(Website and app data records)
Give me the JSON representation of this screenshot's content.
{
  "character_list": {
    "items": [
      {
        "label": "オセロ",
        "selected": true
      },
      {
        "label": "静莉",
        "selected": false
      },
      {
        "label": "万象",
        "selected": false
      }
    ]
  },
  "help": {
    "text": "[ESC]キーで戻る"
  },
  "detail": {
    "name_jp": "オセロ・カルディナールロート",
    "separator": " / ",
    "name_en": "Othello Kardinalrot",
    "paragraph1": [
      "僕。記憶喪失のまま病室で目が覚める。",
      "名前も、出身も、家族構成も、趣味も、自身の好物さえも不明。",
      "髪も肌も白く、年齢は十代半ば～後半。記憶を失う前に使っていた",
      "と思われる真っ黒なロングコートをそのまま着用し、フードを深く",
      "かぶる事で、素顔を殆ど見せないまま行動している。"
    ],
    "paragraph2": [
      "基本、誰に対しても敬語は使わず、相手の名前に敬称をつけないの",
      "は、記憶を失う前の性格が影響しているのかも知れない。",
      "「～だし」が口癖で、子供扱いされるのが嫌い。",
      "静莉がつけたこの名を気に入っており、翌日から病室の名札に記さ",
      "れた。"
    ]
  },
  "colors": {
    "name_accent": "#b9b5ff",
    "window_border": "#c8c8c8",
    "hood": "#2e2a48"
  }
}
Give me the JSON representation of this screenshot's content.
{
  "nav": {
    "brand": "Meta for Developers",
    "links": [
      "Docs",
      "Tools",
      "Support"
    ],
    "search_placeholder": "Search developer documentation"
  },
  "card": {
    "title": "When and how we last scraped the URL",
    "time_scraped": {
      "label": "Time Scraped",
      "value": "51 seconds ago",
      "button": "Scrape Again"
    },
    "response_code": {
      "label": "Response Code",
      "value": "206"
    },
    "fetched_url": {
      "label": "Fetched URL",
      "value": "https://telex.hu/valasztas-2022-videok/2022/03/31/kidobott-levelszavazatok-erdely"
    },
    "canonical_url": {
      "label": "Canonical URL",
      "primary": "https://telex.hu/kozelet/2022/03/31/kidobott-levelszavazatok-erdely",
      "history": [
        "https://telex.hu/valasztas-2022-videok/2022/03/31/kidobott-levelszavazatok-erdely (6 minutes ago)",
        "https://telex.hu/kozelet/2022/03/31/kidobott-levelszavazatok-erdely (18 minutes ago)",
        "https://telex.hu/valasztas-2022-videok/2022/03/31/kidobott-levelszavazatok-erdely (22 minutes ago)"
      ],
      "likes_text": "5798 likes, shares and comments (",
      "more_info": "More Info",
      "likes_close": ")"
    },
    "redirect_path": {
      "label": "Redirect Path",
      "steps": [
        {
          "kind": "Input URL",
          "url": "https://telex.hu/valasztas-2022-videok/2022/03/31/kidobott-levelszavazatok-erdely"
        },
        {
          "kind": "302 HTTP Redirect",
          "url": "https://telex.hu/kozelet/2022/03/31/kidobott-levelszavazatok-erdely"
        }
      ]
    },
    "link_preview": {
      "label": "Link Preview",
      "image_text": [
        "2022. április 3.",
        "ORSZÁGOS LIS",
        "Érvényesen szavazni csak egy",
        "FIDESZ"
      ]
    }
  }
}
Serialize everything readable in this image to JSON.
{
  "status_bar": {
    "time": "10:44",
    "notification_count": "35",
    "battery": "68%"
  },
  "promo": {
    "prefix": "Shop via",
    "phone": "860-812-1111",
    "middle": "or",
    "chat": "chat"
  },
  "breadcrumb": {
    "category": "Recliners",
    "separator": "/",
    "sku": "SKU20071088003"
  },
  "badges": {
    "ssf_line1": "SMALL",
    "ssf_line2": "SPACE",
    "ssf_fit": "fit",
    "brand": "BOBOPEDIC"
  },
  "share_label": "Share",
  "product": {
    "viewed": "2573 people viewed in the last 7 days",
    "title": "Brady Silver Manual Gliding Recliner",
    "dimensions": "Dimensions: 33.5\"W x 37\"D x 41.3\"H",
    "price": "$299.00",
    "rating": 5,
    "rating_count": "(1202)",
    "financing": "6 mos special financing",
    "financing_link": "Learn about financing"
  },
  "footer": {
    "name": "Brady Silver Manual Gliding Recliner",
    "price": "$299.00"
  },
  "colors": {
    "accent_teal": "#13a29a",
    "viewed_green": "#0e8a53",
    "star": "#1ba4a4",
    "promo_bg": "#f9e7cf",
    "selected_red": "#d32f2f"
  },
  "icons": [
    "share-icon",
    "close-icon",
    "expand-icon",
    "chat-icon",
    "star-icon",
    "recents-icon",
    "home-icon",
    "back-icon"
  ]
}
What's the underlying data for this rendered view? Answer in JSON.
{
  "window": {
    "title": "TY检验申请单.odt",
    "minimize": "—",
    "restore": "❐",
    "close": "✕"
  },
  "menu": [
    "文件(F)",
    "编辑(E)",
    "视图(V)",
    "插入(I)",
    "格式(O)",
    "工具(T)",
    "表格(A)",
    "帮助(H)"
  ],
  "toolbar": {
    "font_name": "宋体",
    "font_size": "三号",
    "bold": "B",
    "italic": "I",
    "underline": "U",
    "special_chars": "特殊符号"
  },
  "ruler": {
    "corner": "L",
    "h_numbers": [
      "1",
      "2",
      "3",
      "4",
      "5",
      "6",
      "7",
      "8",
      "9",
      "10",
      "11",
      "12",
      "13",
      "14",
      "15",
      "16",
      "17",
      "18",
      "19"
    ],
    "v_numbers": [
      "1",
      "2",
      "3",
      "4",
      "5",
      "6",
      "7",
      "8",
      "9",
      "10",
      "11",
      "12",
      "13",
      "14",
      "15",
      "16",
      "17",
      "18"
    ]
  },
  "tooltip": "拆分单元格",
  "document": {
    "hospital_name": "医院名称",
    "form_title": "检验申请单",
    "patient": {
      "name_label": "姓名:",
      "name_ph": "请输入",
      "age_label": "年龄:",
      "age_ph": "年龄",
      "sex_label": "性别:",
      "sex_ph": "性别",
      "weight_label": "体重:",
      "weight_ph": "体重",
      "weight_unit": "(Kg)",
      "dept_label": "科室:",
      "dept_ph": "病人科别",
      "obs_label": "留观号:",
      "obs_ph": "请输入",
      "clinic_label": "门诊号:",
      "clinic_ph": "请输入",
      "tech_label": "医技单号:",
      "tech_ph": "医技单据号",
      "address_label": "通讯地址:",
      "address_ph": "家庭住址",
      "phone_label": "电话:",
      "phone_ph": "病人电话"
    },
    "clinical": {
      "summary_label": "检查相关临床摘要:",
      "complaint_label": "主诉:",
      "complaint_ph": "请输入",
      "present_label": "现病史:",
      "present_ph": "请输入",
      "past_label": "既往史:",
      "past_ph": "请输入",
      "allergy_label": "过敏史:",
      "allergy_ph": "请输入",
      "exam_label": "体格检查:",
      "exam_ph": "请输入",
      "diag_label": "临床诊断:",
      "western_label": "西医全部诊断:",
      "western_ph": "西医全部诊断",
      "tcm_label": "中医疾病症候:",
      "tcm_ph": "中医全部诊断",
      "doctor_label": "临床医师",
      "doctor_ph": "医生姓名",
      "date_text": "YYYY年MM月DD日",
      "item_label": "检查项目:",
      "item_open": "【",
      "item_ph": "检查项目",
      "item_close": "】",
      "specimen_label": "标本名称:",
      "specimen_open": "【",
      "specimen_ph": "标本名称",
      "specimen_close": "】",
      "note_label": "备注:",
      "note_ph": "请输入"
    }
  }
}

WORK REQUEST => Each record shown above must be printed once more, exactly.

COMPLETED EXERCISE =>
Give me the JSON representation of this screenshot's content.
{
  "character_list": {
    "items": [
      {
        "label": "オセロ",
        "selected": true
      },
      {
        "label": "静莉",
        "selected": false
      },
      {
        "label": "万象",
        "selected": false
      }
    ]
  },
  "help": {
    "text": "[ESC]キーで戻る"
  },
  "detail": {
    "name_jp": "オセロ・カルディナールロート",
    "separator": " / ",
    "name_en": "Othello Kardinalrot",
    "paragraph1": [
      "僕。記憶喪失のまま病室で目が覚める。",
      "名前も、出身も、家族構成も、趣味も、自身の好物さえも不明。",
      "髪も肌も白く、年齢は十代半ば～後半。記憶を失う前に使っていた",
      "と思われる真っ黒なロングコートをそのまま着用し、フードを深く",
      "かぶる事で、素顔を殆ど見せないまま行動している。"
    ],
    "paragraph2": [
      "基本、誰に対しても敬語は使わず、相手の名前に敬称をつけないの",
      "は、記憶を失う前の性格が影響しているのかも知れない。",
      "「～だし」が口癖で、子供扱いされるのが嫌い。",
      "静莉がつけたこの名を気に入っており、翌日から病室の名札に記さ",
      "れた。"
    ]
  },
  "colors": {
    "name_accent": "#b9b5ff",
    "window_border": "#c8c8c8",
    "hood": "#2e2a48"
  }
}
Give me the JSON representation of this screenshot's content.
{
  "nav": {
    "brand": "Meta for Developers",
    "links": [
      "Docs",
      "Tools",
      "Support"
    ],
    "search_placeholder": "Search developer documentation"
  },
  "card": {
    "title": "When and how we last scraped the URL",
    "time_scraped": {
      "label": "Time Scraped",
      "value": "51 seconds ago",
      "button": "Scrape Again"
    },
    "response_code": {
      "label": "Response Code",
      "value": "206"
    },
    "fetched_url": {
      "label": "Fetched URL",
      "value": "https://telex.hu/valasztas-2022-videok/2022/03/31/kidobott-levelszavazatok-erdely"
    },
    "canonical_url": {
      "label": "Canonical URL",
      "primary": "https://telex.hu/kozelet/2022/03/31/kidobott-levelszavazatok-erdely",
      "history": [
        "https://telex.hu/valasztas-2022-videok/2022/03/31/kidobott-levelszavazatok-erdely (6 minutes ago)",
        "https://telex.hu/kozelet/2022/03/31/kidobott-levelszavazatok-erdely (18 minutes ago)",
        "https://telex.hu/valasztas-2022-videok/2022/03/31/kidobott-levelszavazatok-erdely (22 minutes ago)"
      ],
      "likes_text": "5798 likes, shares and comments (",
      "more_info": "More Info",
      "likes_close": ")"
    },
    "redirect_path": {
      "label": "Redirect Path",
      "steps": [
        {
          "kind": "Input URL",
          "url": "https://telex.hu/valasztas-2022-videok/2022/03/31/kidobott-levelszavazatok-erdely"
        },
        {
          "kind": "302 HTTP Redirect",
          "url": "https://telex.hu/kozelet/2022/03/31/kidobott-levelszavazatok-erdely"
        }
      ]
    },
    "link_preview": {
      "label": "Link Preview",
      "image_text": [
        "2022. április 3.",
        "ORSZÁGOS LIS",
        "Érvényesen szavazni csak egy",
        "FIDESZ"
      ]
    }
  }
}
Serialize everything readable in this image to JSON.
{
  "status_bar": {
    "time": "10:44",
    "notification_count": "35",
    "battery": "68%"
  },
  "promo": {
    "prefix": "Shop via",
    "phone": "860-812-1111",
    "middle": "or",
    "chat": "chat"
  },
  "breadcrumb": {
    "category": "Recliners",
    "separator": "/",
    "sku": "SKU20071088003"
  },
  "badges": {
    "ssf_line1": "SMALL",
    "ssf_line2": "SPACE",
    "ssf_fit": "fit",
    "brand": "BOBOPEDIC"
  },
  "share_label": "Share",
  "product": {
    "viewed": "2573 people viewed in the last 7 days",
    "title": "Brady Silver Manual Gliding Recliner",
    "dimensions": "Dimensions: 33.5\"W x 37\"D x 41.3\"H",
    "price": "$299.00",
    "rating": 5,
    "rating_count": "(1202)",
    "financing": "6 mos special financing",
    "financing_link": "Learn about financing"
  },
  "footer": {
    "name": "Brady Silver Manual Gliding Recliner",
    "price": "$299.00"
  },
  "colors": {
    "accent_teal": "#13a29a",
    "viewed_green": "#0e8a53",
    "star": "#1ba4a4",
    "promo_bg": "#f9e7cf",
    "selected_red": "#d32f2f"
  },
  "icons": [
    "share-icon",
    "close-icon",
    "expand-icon",
    "chat-icon",
    "star-icon",
    "recents-icon",
    "home-icon",
    "back-icon"
  ]
}
What's the underlying data for this rendered view? Answer in JSON.
{
  "window": {
    "title": "TY检验申请单.odt",
    "minimize": "—",
    "restore": "❐",
    "close": "✕"
  },
  "menu": [
    "文件(F)",
    "编辑(E)",
    "视图(V)",
    "插入(I)",
    "格式(O)",
    "工具(T)",
    "表格(A)",
    "帮助(H)"
  ],
  "toolbar": {
    "font_name": "宋体",
    "font_size": "三号",
    "bold": "B",
    "italic": "I",
    "underline": "U",
    "special_chars": "特殊符号"
  },
  "ruler": {
    "corner": "L",
    "h_numbers": [
      "1",
      "2",
      "3",
      "4",
      "5",
      "6",
      "7",
      "8",
      "9",
      "10",
      "11",
      "12",
      "13",
      "14",
      "15",
      "16",
      "17",
      "18",
      "19"
    ],
    "v_numbers": [
      "1",
      "2",
      "3",
      "4",
      "5",
      "6",
      "7",
      "8",
      "9",
      "10",
      "11",
      "12",
      "13",
      "14",
      "15",
      "16",
      "17",
      "18"
    ]
  },
  "tooltip": "拆分单元格",
  "document": {
    "hospital_name": "医院名称",
    "form_title": "检验申请单",
    "patient": {
      "name_label": "姓名:",
      "name_ph": "请输入",
      "age_label": "年龄:",
      "age_ph": "年龄",
      "sex_label": "性别:",
      "sex_ph": "性别",
      "weight_label": "体重:",
      "weight_ph": "体重",
      "weight_unit": "(Kg)",
      "dept_label": "科室:",
      "dept_ph": "病人科别",
      "obs_label": "留观号:",
      "obs_ph": "请输入",
      "clinic_label": "门诊号:",
      "clinic_ph": "请输入",
      "tech_label": "医技单号:",
      "tech_ph": "医技单据号",
      "address_label": "通讯地址:",
      "address_ph": "家庭住址",
      "phone_label": "电话:",
      "phone_ph": "病人电话"
    },
    "clinical": {
      "summary_label": "检查相关临床摘要:",
      "complaint_label": "主诉:",
      "complaint_ph": "请输入",
      "present_label": "现病史:",
      "present_ph": "请输入",
      "past_label": "既往史:",
      "past_ph": "请输入",
      "allergy_label": "过敏史:",
      "allergy_ph": "请输入",
      "exam_label": "体格检查:",
      "exam_ph": "请输入",
      "diag_label": "临床诊断:",
      "western_label": "西医全部诊断:",
      "western_ph": "西医全部诊断",
      "tcm_label": "中医疾病症候:",
      "tcm_ph": "中医全部诊断",
      "doctor_label": "临床医师",
      "doctor_ph": "医生姓名",
      "date_text": "YYYY年MM月DD日",
      "item_label": "检查项目:",
      "item_open": "【",
      "item_ph": "检查项目",
      "item_close": "】",
      "specimen_label": "标本名称:",
      "specimen_open": "【",
      "specimen_ph": "标本名称",
      "specimen_close": "】",
      "note_label": "备注:",
      "note_ph": "请输入"
    }
  }
}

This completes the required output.